### YOUR TASK
Where the string "structured" appears in a line of the material below, copy that line.

---- DATASET RECORDS

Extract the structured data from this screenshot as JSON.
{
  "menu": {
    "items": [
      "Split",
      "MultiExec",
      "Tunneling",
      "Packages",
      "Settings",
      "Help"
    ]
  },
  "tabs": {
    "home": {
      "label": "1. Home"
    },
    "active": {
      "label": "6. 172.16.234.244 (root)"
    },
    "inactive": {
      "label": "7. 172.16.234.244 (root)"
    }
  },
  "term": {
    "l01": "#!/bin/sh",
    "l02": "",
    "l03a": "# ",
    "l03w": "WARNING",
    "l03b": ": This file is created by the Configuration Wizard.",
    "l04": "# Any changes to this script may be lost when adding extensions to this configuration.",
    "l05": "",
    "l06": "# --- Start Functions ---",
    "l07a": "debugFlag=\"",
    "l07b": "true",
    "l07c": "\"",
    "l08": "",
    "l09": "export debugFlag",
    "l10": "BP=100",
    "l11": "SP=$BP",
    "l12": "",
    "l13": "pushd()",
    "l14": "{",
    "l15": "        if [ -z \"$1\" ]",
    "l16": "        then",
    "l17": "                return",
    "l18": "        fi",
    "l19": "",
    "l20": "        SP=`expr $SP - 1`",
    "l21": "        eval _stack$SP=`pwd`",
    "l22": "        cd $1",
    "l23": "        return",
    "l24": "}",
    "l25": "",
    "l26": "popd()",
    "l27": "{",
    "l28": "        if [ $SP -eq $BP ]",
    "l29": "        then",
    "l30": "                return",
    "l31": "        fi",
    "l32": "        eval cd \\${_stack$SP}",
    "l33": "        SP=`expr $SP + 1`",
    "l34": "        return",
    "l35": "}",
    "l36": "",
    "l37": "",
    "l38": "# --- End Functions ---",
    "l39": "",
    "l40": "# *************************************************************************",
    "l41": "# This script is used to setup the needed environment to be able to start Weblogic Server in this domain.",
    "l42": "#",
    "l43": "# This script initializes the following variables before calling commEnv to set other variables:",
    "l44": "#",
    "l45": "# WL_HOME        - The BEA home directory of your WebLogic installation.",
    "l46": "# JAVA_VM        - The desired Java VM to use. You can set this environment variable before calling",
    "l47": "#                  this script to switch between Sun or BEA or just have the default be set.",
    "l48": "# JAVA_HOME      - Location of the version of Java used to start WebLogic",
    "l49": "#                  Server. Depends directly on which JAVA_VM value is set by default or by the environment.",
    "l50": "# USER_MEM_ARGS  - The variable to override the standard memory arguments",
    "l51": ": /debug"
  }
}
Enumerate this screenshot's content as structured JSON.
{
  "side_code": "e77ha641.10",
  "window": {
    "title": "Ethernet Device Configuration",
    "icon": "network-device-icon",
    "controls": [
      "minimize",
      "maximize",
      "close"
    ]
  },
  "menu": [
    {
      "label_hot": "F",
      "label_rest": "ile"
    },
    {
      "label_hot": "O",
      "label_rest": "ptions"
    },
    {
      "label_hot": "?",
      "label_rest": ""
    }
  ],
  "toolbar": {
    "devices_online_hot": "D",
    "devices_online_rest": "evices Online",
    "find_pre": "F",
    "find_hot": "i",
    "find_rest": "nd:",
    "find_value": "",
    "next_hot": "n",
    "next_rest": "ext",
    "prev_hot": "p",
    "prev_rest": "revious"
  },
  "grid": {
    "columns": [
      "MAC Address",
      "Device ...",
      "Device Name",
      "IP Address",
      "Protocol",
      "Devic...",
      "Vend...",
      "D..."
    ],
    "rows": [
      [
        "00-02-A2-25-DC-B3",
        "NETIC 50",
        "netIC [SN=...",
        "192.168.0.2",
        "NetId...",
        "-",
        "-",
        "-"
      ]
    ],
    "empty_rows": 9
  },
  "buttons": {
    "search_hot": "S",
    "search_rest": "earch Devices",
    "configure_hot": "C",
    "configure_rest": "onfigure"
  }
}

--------

### WRITTEN REPLY
Extract the structured data from this screenshot as JSON.
Enumerate this screenshot's content as structured JSON.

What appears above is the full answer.